A study of migraine in Kleine-Levin syndrome

Harry Donnelly, Guy Leschziner

Abstract

Abstract: Kleine-Levin syndrome (KLS) is a rare sleep disorder first described in the 1920s. The primary feature is recurrent hypersomnia, with additional components including derealisation, behavioural changes and megaphagia. Episodes typically manifest at least once a year and may last days to many weeks. KLS often first appears during adolescence and can severely disrupt normal development, integration and academic performance. The aetiology remains unclear, but current opinion favours a dysregulation of hypothalamic pathways. Patients and their relatives often describe severe headache during episodes. However headache as a symptom of KLS is rarely described in published reports, including the International Classification of Sleep Disorders (ICSD) classification. Similarly, intolerances to light and sound are frequently present in patient descriptions but not in literature searches. Migraine as a risk marker, a phenotypic feature or an aetiological factor may have been overlooked in the characterisation of KLS. This study investigates the frequency and features of migraine in a cohort of 16 KLS patients. Structured interviews have been designed to identify typical migrainous symptoms and associations. There is currently little in the way of treatment available for KLS patients. Stimulants, antidepressants and mood stabilisers have thus far yielded poor results.

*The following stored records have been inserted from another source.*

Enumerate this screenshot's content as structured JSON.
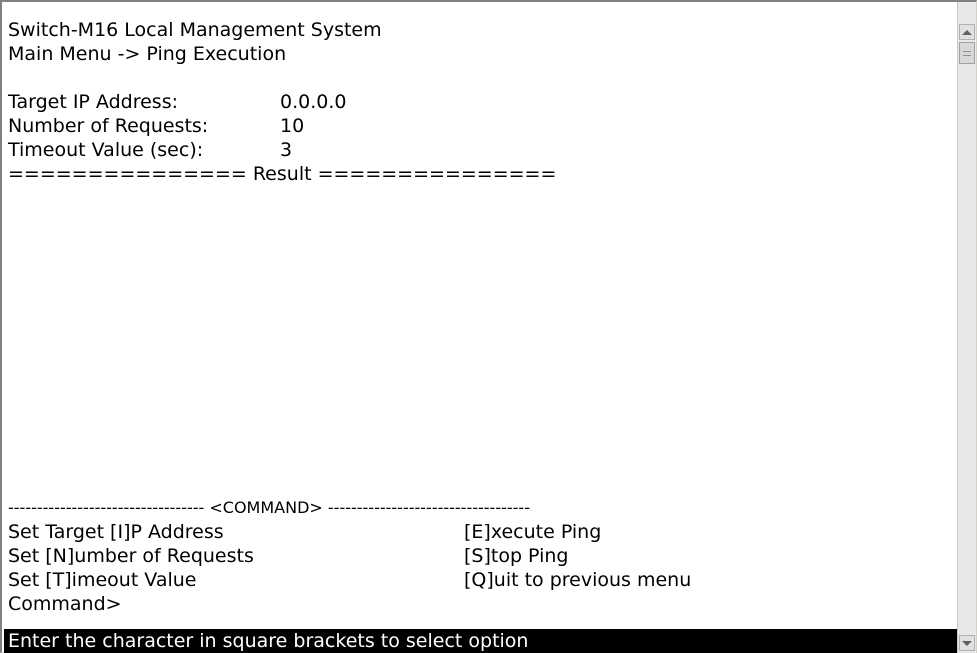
{
  "header": {
    "title": "Switch-M16 Local Management System",
    "breadcrumb": "Main Menu -> Ping Execution"
  },
  "fields": [
    {
      "label": "Target IP Address:",
      "value": "0.0.0.0"
    },
    {
      "label": "Number of Requests:",
      "value": "10"
    },
    {
      "label": "Timeout Value (sec):",
      "value": "3"
    }
  ],
  "result_divider": "=============== Result ===============",
  "command_divider": "---------------------------------- <COMMAND> -----------------------------------",
  "commands": {
    "left": [
      "Set Target [I]P Address",
      "Set [N]umber of Requests",
      "Set [T]imeout Value"
    ],
    "right": [
      "[E]xecute Ping",
      "[S]top Ping",
      "[Q]uit to previous menu"
    ]
  },
  "prompt": "Command>",
  "status": "Enter the character in square brackets to select option"
}
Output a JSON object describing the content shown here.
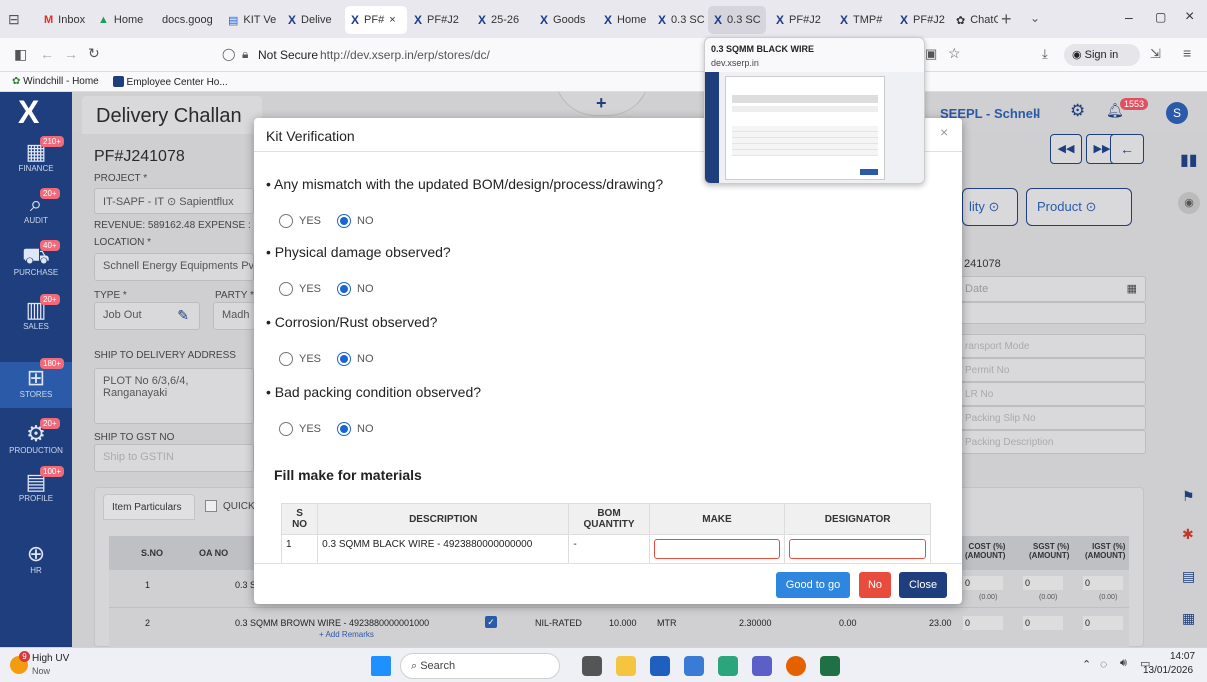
{
  "tabs": [
    {
      "label": "Inbox",
      "icon": "gmail-icon"
    },
    {
      "label": "Home",
      "icon": "drive-icon"
    },
    {
      "label": "docs.goog",
      "icon": "none"
    },
    {
      "label": "KIT Ve",
      "icon": "doc-icon"
    },
    {
      "label": "Delive",
      "icon": "x-icon"
    },
    {
      "label": "PF#",
      "icon": "x-icon"
    },
    {
      "label": "PF#J2",
      "icon": "x-icon"
    },
    {
      "label": "25-26",
      "icon": "x-icon"
    },
    {
      "label": "Goods",
      "icon": "x-icon"
    },
    {
      "label": "Home",
      "icon": "x-icon"
    },
    {
      "label": "0.3 SC",
      "icon": "x-icon"
    },
    {
      "label": "0.3 SC",
      "icon": "x-icon"
    },
    {
      "label": "PF#J2",
      "icon": "x-icon"
    },
    {
      "label": "TMP#",
      "icon": "x-icon"
    },
    {
      "label": "PF#J2",
      "icon": "x-icon"
    },
    {
      "label": "ChatG",
      "icon": "chatgpt-icon"
    }
  ],
  "url": {
    "security": "Not Secure",
    "address": "http://dev.xserp.in/erp/stores/dc/",
    "sign_in": "Sign in"
  },
  "bookmarks": [
    "Windchill - Home",
    "Employee Center Ho..."
  ],
  "preview": {
    "title": "0.3 SQMM BLACK WIRE",
    "host": "dev.xserp.in"
  },
  "header": {
    "title": "Delivery Challan",
    "company": "SEEPL - Schnell",
    "notif_count": "1553",
    "avatar": "S"
  },
  "sidebar": [
    {
      "label": "FINANCE",
      "badge": "210+"
    },
    {
      "label": "AUDIT",
      "badge": "20+"
    },
    {
      "label": "PURCHASE",
      "badge": "40+"
    },
    {
      "label": "SALES",
      "badge": "20+"
    },
    {
      "label": "STORES",
      "badge": "180+"
    },
    {
      "label": "PRODUCTION",
      "badge": "20+"
    },
    {
      "label": "PROFILE",
      "badge": "100+"
    },
    {
      "label": "HR",
      "badge": ""
    }
  ],
  "form": {
    "doc_no": "PF#J241078",
    "project_label": "PROJECT *",
    "project_value": "IT-SAPF - IT ⊙ Sapientflux",
    "revenue": "REVENUE: 589162.48  EXPENSE :",
    "location_label": "LOCATION *",
    "location_value": "Schnell Energy Equipments Pv",
    "type_label": "TYPE *",
    "type_value": "Job Out",
    "party_label": "PARTY *",
    "party_value": "Madh",
    "ship_addr_label": "SHIP TO DELIVERY ADDRESS",
    "ship_addr_value": "PLOT No 6/3,6/4, Ranganayaki",
    "gst_label": "SHIP TO GST NO",
    "gst_placeholder": "Ship to GSTIN",
    "right_quality": "lity",
    "right_product": "Product",
    "right_docno": "241078",
    "right_date": "Date",
    "right_fields": [
      "ransport Mode",
      "Permit No",
      "LR No",
      "Packing Slip No",
      "Packing Description"
    ]
  },
  "items": {
    "tab_label": "Item Particulars",
    "quick_label": "QUICK",
    "headers": [
      "S.NO",
      "OA NO"
    ],
    "right_headers": [
      "COST (%)\n(AMOUNT)",
      "SGST (%)\n(AMOUNT)",
      "IGST (%)\n(AMOUNT)"
    ],
    "rows": [
      {
        "sno": "1",
        "desc": "0.3 S",
        "tax": [
          "0",
          "0",
          "0"
        ],
        "amt": [
          "(0.00)",
          "(0.00)",
          "(0.00)"
        ]
      },
      {
        "sno": "2",
        "desc": "0.3 SQMM BROWN WIRE - 4923880000001000",
        "remarks": "+ Add Remarks",
        "rate_type": "NIL-RATED",
        "qty": "10.000",
        "unit": "MTR",
        "price": "2.30000",
        "disc": "0.00",
        "total": "23.00",
        "tax": [
          "0",
          "0",
          "0"
        ]
      }
    ]
  },
  "modal": {
    "title": "Kit Verification",
    "questions": [
      {
        "text": "• Any mismatch with the updated BOM/design/process/drawing?",
        "yes": "YES",
        "no": "NO",
        "selected": "NO"
      },
      {
        "text": "• Physical damage observed?",
        "yes": "YES",
        "no": "NO",
        "selected": "NO"
      },
      {
        "text": "• Corrosion/Rust observed?",
        "yes": "YES",
        "no": "NO",
        "selected": "NO"
      },
      {
        "text": "• Bad packing condition observed?",
        "yes": "YES",
        "no": "NO",
        "selected": "NO"
      }
    ],
    "section_title": "Fill make for materials",
    "table_headers": [
      "S\nNO",
      "DESCRIPTION",
      "BOM\nQUANTITY",
      "MAKE",
      "DESIGNATOR"
    ],
    "table_rows": [
      {
        "sno": "1",
        "desc": "0.3 SQMM BLACK WIRE - 4923880000000000",
        "bom_qty": "-"
      }
    ],
    "buttons": {
      "good": "Good to go",
      "no": "No",
      "close": "Close"
    },
    "close_x": "×"
  },
  "taskbar": {
    "weather_title": "High UV",
    "weather_sub": "Now",
    "weather_badge": "9",
    "search": "Search",
    "time": "14:07",
    "date": "13/01/2026"
  },
  "colors": {
    "sidebar": "#1f3e7d",
    "accent": "#1a66d2",
    "btn_good": "#2e86de",
    "btn_no": "#e74c3c",
    "btn_close": "#1f3e7d"
  }
}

Investigation into migraine as a potential component of KLS can stimulate discussion around novel therapeutic strategies.